Bird’s position is labeled the “Progressive Reformed” view, to which Michael Horton responds with his own “Traditional Reformed” view. To be sure, Horton agrees with Clark’s reading of Romans 2:13. But Horton admits, “Even so, I’m open to Bird’s interpretation, and his distinction between a judgment according to (kata) works rather than through, much less on account of (dia/ek) works is well attested in classic Reformed treatments” (p. 159). Although Horton does not specify which classic Reformed treatments he has in mind, he is likely referring to Samuel Rutherford, one of the Scottish Commissioners to the Westminster Assembly. In his famous treatise against antinomianism entitled The Spiritual Antichrist, Rutherford writes, “Holy walking is a way to heaven… and Christ maketh a promise of life eternal to him that doth his Commandments.” (2:37-38). In his exegesis of Romans 2, Rutherford argues that works, though not the condition of our justification, are nevertheless required of those who are saved (2:40).
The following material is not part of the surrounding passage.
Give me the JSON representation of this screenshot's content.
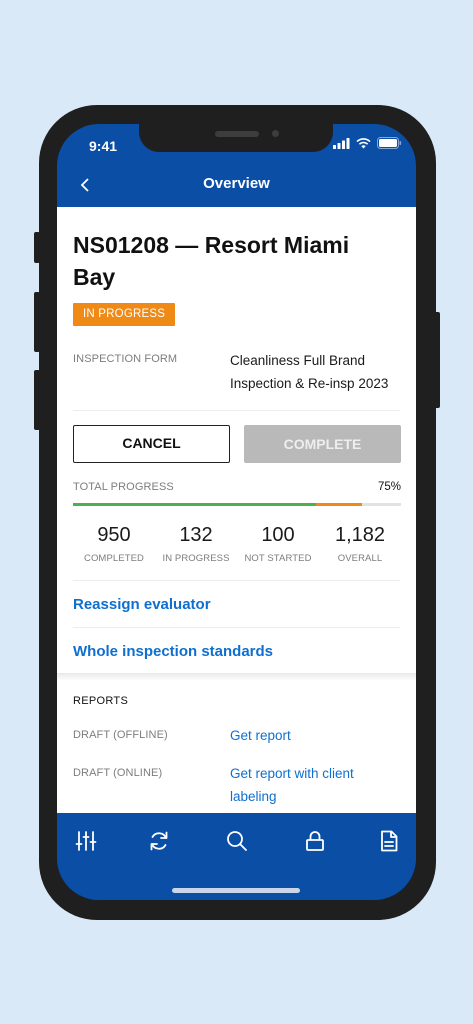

So it turns out that there might be “doers of the law” after all. And I don’t think this confuses law and gospel. Rather, I believe that the proper way of understanding the law/gospel distinction (which Clark rightly argues is Protestant, not merely Lutheran) is not as a distinction between two valid ways of justification—one hypothetical and one actual—but between an invalid way and a valid way. The law was never intended as a means of justification. As Paul himself writes, “For if a law had been given that could give life, then righteousness would indeed be by the law” (Gal. 3:21). The law does indeed promise life, and it gives it to those who obey it (which we can actually do, by the Spirit’s power). But the “life” promised by the law is not forensic justification, but rather the abundant life of blessing for God’s children. This is what Moses meant when he wrote, “The one who does these things shall live by them” (Lev. 18:5).